If you find any debris, you should most definitely remove it. Then, set everything back up, turn the water and electricity back on and try starting your washer again. If the clog was the problem, it should now drain. If it still doesn’t drain, or if you didn’t find a clog, then make sure the power and water supply are shut off again before proceeding to the next step.

Check to see if it will drain with the help of gravity

Find a large bucket, place it on the floor and place the end of the drain hose into the bucket. If there’s no clog, the water should drain on its own owing to gravity. At this point, you can be fairly certain there are no clogs in the hose, and the problem is either related to the inner workings of the machine — the drain pump, a belt, the lid switch, etc. — or a clog in the drain pipe.

If your machine doesn’t drain when you put the hose in the bucket, then the issue is still most likely a clog somewhere deeper in the hose that you can’t see.  

Check your machine’s inner workings

If the hose drains when placed in the bucket, it’s time to check the machine’s inner workings for problems. This includes examining the drain pump, the lid switch, the belts and the water level control (if your machine has one).

The drain pump is likely behind a panel that can be removed with a screwdriver. After you remove the drain pump, examine it for debris or obstructions and make sure the moving parts move freely. Sometimes simply cleaning the pump will do the trick. If nothing appears to be  wrong with the pump, check to make sure all belts are in place and intact. 

Find the lid switch and press it down while holding the lid open. The switch should click into place. If it doesn’t, or if it seems loose, it may need replacing. Continue to check other parts of your machine. You may also find it helpful to look at the user manual. (Note: If the manual is no longer with you, you should be able to find it online on the manufacturer’s website if you know your model number.) 

The manual may have additional troubleshooting tips specific to your machine. Top load washers and front load washers have very different configurations, for example. If you don’t feel comfortable messing with your machine’s insides, you might also call a washer repair technician at this point.

Check the drain pipe

If your hose drained when placed in the bucket, and you couldn’t find any problems with the machine’s inner workings, you might want to check for a clog in the drain pipe that carries waste water from your house. This may require the use of a plumber’s snake.

Drain manually if needed

If you have deduced that the issue is most likely still a clog in the drain hose that you were unable to easily access, you will need to remove the drain hose from the machine to thoroughly inspect it. 

Before doing this, however, you need to manually empty your machine.

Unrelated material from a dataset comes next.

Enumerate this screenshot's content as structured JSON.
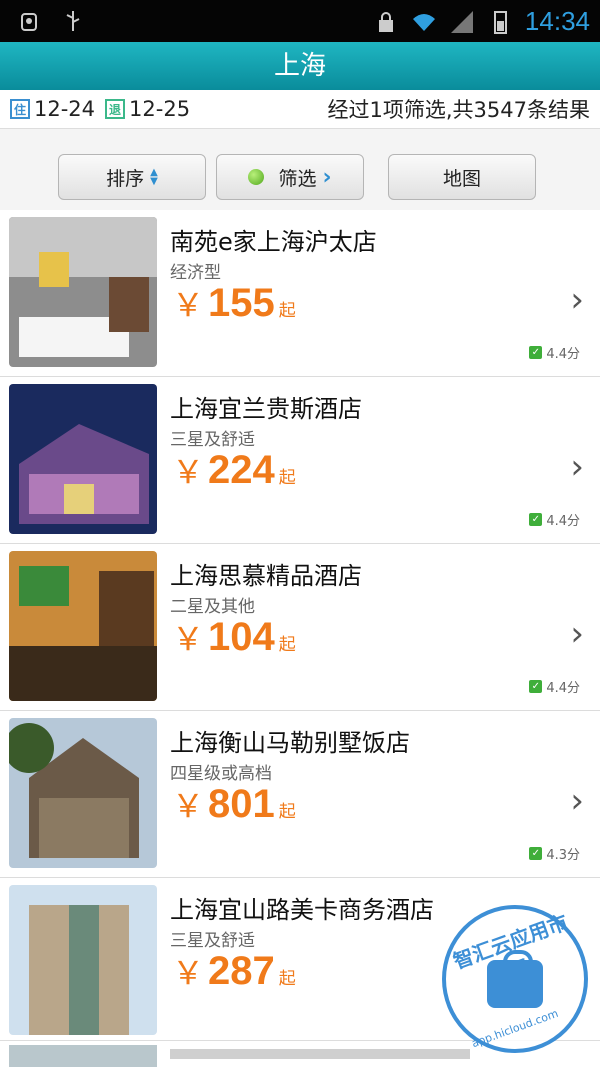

Otherwise, the water will spill out when you disconnect the hose. While an unpleasant process, the mess can be kept to a minimum if you make use of buckets and towels. 

Call a service professional

Finally, if you are unable to find the problem or are uncomfortable messing with your washer’s inner workings, you should contact a washing machine repair service professional for help. If you have a home warranty like those from Cinch Home Services, you can just request service online or by phone, and we’ll find a prescreened service professional to help with the repair or replacement.


Protect your washer from costly repairs with Cinch

The Appliances Plan from Cinch provides homeowners with repair and parts replacement coverage for covered major appliances, including clothes washers. A Cinch home warranty comes with a 180-day workmanship guarantee, protection for unknown pre-existing conditions and even discounts on new appliances if your appliance needs replacing. 

Find peace of mind today by requesting a free quote from Cinch.

Having a washing machine filled with water can be a real mess. Need to know how to properly drain your washing machine? Read this article for tips and tricks!